Items from an interface collection:
######

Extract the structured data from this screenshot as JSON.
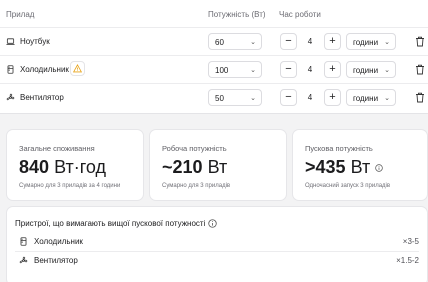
{
  "table": {
    "headers": {
      "device": "Прилад",
      "power": "Потужність (Вт)",
      "hours": "Час роботи"
    },
    "rows": [
      {
        "name": "Ноутбук",
        "icon": "laptop-icon",
        "power": "60",
        "qty": "4",
        "unit": "години",
        "warning": false
      },
      {
        "name": "Холодильник",
        "icon": "fridge-icon",
        "power": "100",
        "qty": "4",
        "unit": "години",
        "warning": true
      },
      {
        "name": "Вентилятор",
        "icon": "fan-icon",
        "power": "50",
        "qty": "4",
        "unit": "години",
        "warning": false
      }
    ],
    "minus": "−",
    "plus": "+"
  },
  "stats": [
    {
      "label": "Загальне споживання",
      "value": "840",
      "unit": "Вт·год",
      "sub": "Сумарно для 3 приладів за 4 години"
    },
    {
      "label": "Робоча потужність",
      "value": "~210",
      "unit": "Вт",
      "sub": "Сумарно для 3 приладів"
    },
    {
      "label": "Пускова потужність",
      "value": ">435",
      "unit": "Вт",
      "sub": "Одночасний запуск 3 приладів"
    }
  ],
  "peak": {
    "title": "Пристрої, що вимагають вищої пускової потужності",
    "items": [
      {
        "name": "Холодильник",
        "icon": "fridge-icon",
        "mult": "×3-5"
      },
      {
        "name": "Вентилятор",
        "icon": "fan-icon",
        "mult": "×1.5-2"
      }
    ]
  },
  "colors": {
    "warning": "#e8a317",
    "border": "#e4e4e7"
  }
}
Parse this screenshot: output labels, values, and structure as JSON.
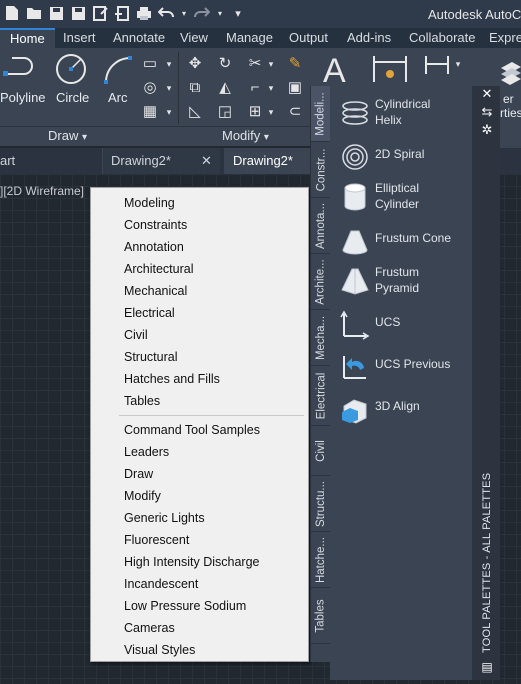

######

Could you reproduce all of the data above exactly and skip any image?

Extract the structured data from this screenshot as JSON.
{
  "table": {
    "headers": {
      "device": "Прилад",
      "power": "Потужність (Вт)",
      "hours": "Час роботи"
    },
    "rows": [
      {
        "name": "Ноутбук",
        "icon": "laptop-icon",
        "power": "60",
        "qty": "4",
        "unit": "години",
        "warning": false
      },
      {
        "name": "Холодильник",
        "icon": "fridge-icon",
        "power": "100",
        "qty": "4",
        "unit": "години",
        "warning": true
      },
      {
        "name": "Вентилятор",
        "icon": "fan-icon",
        "power": "50",
        "qty": "4",
        "unit": "години",
        "warning": false
      }
    ],
    "minus": "−",
    "plus": "+"
  },
  "stats": [
    {
      "label": "Загальне споживання",
      "value": "840",
      "unit": "Вт·год",
      "sub": "Сумарно для 3 приладів за 4 години"
    },
    {
      "label": "Робоча потужність",
      "value": "~210",
      "unit": "Вт",
      "sub": "Сумарно для 3 приладів"
    },
    {
      "label": "Пускова потужність",
      "value": ">435",
      "unit": "Вт",
      "sub": "Одночасний запуск 3 приладів"
    }
  ],
  "peak": {
    "title": "Пристрої, що вимагають вищої пускової потужності",
    "items": [
      {
        "name": "Холодильник",
        "icon": "fridge-icon",
        "mult": "×3-5"
      },
      {
        "name": "Вентилятор",
        "icon": "fan-icon",
        "mult": "×1.5-2"
      }
    ]
  },
  "colors": {
    "warning": "#e8a317",
    "border": "#e4e4e7"
  }
}
Parse this screenshot: output labels, values, and structure as JSON.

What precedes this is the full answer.